Aim of the task: For every record that follows, write out the text exactly and omit the picture, if one is present.

Input data:
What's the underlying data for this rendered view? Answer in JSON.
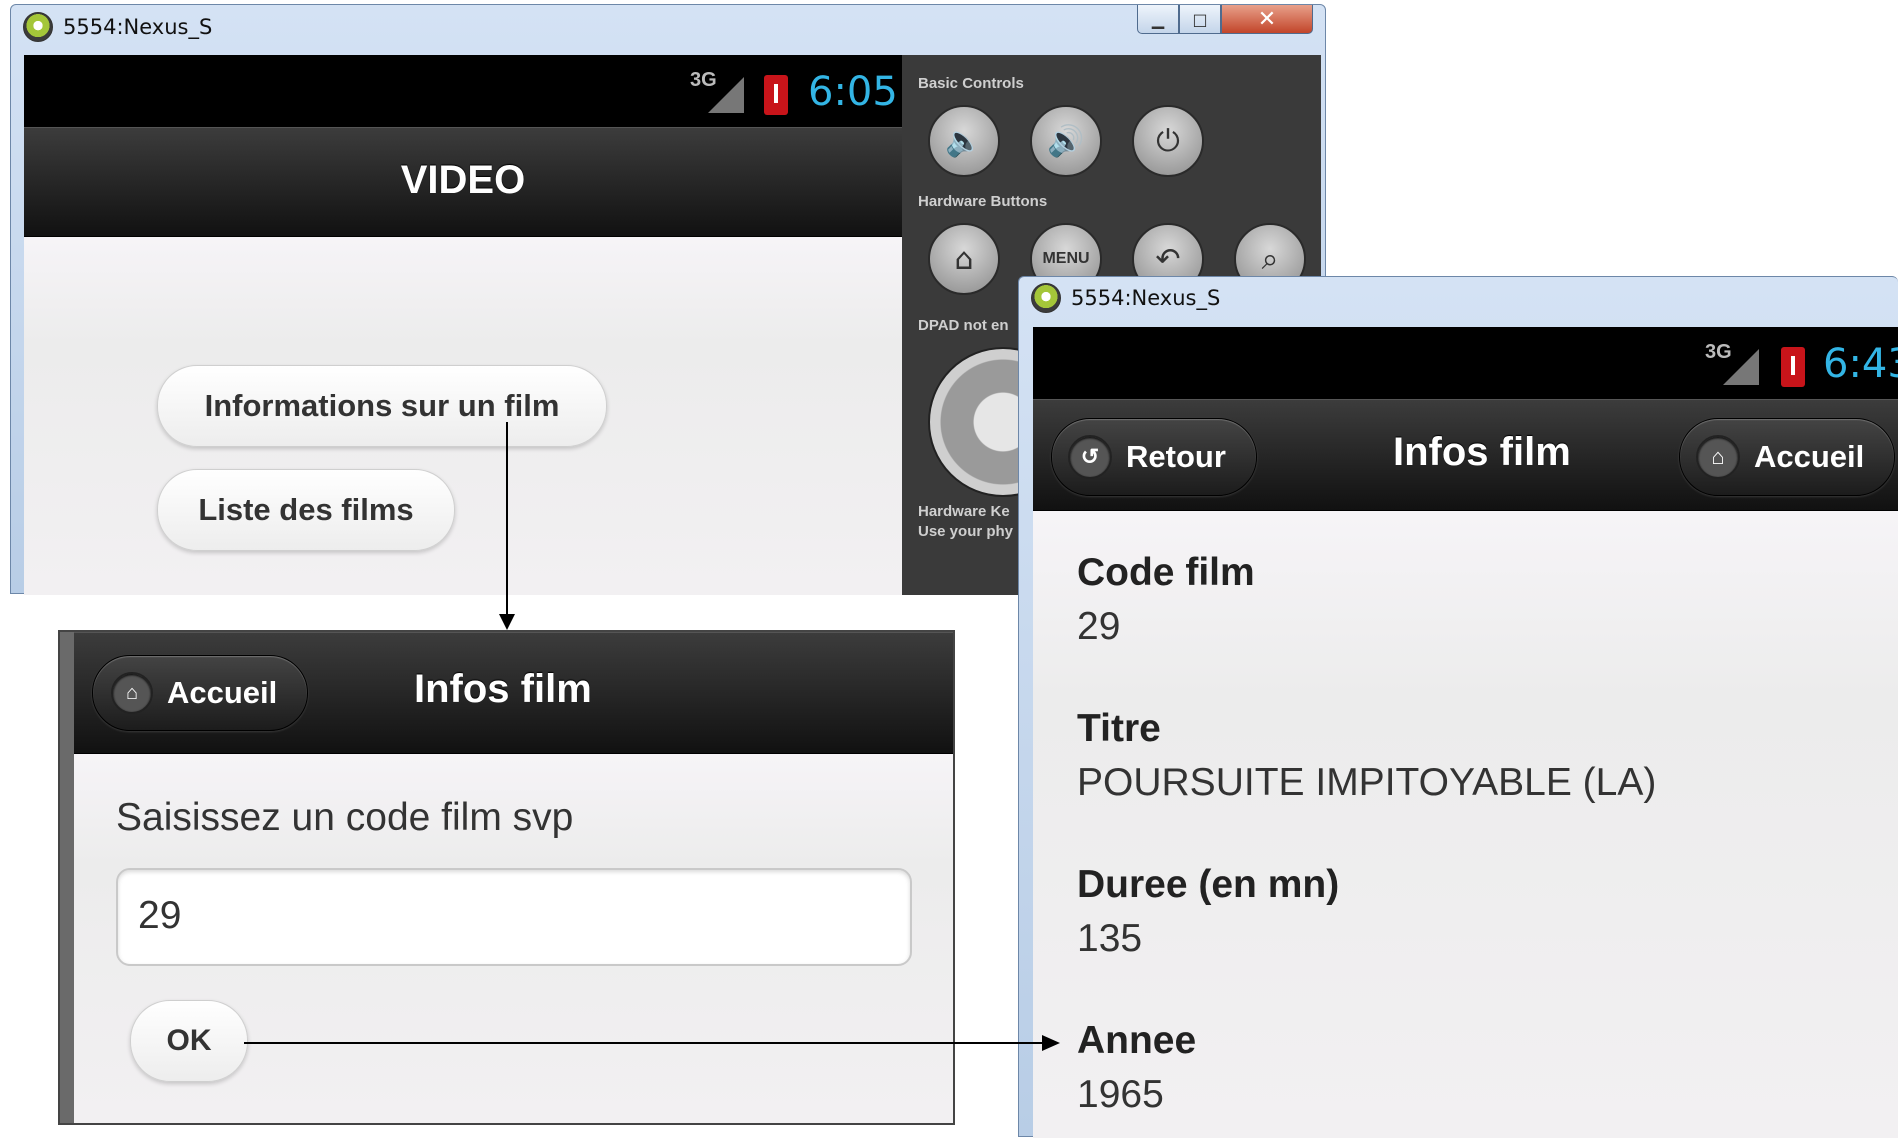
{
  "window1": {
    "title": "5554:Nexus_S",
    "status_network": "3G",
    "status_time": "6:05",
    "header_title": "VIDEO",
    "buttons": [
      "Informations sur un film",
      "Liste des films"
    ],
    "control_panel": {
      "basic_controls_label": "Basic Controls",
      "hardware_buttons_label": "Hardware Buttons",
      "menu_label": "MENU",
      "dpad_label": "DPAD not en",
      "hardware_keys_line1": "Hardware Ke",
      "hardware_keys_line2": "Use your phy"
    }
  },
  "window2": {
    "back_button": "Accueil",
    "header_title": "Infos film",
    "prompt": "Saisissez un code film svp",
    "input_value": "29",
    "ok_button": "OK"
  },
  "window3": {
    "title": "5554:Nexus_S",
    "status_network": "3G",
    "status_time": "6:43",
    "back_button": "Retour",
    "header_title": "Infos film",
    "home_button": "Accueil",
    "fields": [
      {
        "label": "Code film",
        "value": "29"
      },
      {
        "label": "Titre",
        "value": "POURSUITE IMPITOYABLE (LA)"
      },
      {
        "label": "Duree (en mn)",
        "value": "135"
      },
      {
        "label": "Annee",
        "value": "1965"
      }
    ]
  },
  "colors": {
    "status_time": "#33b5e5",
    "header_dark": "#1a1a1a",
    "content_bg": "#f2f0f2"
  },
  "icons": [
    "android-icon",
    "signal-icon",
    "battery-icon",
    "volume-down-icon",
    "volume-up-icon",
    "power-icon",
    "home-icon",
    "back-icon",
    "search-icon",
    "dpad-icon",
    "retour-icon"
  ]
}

Answer area:
What's the underlying data for this rendered view? Answer in JSON.
{
  "window1": {
    "title": "5554:Nexus_S",
    "status_network": "3G",
    "status_time": "6:05",
    "header_title": "VIDEO",
    "buttons": [
      "Informations sur un film",
      "Liste des films"
    ],
    "control_panel": {
      "basic_controls_label": "Basic Controls",
      "hardware_buttons_label": "Hardware Buttons",
      "menu_label": "MENU",
      "dpad_label": "DPAD not en",
      "hardware_keys_line1": "Hardware Ke",
      "hardware_keys_line2": "Use your phy"
    }
  },
  "window2": {
    "back_button": "Accueil",
    "header_title": "Infos film",
    "prompt": "Saisissez un code film svp",
    "input_value": "29",
    "ok_button": "OK"
  },
  "window3": {
    "title": "5554:Nexus_S",
    "status_network": "3G",
    "status_time": "6:43",
    "back_button": "Retour",
    "header_title": "Infos film",
    "home_button": "Accueil",
    "fields": [
      {
        "label": "Code film",
        "value": "29"
      },
      {
        "label": "Titre",
        "value": "POURSUITE IMPITOYABLE (LA)"
      },
      {
        "label": "Duree (en mn)",
        "value": "135"
      },
      {
        "label": "Annee",
        "value": "1965"
      }
    ]
  },
  "colors": {
    "status_time": "#33b5e5",
    "header_dark": "#1a1a1a",
    "content_bg": "#f2f0f2"
  },
  "icons": [
    "android-icon",
    "signal-icon",
    "battery-icon",
    "volume-down-icon",
    "volume-up-icon",
    "power-icon",
    "home-icon",
    "back-icon",
    "search-icon",
    "dpad-icon",
    "retour-icon"
  ]
}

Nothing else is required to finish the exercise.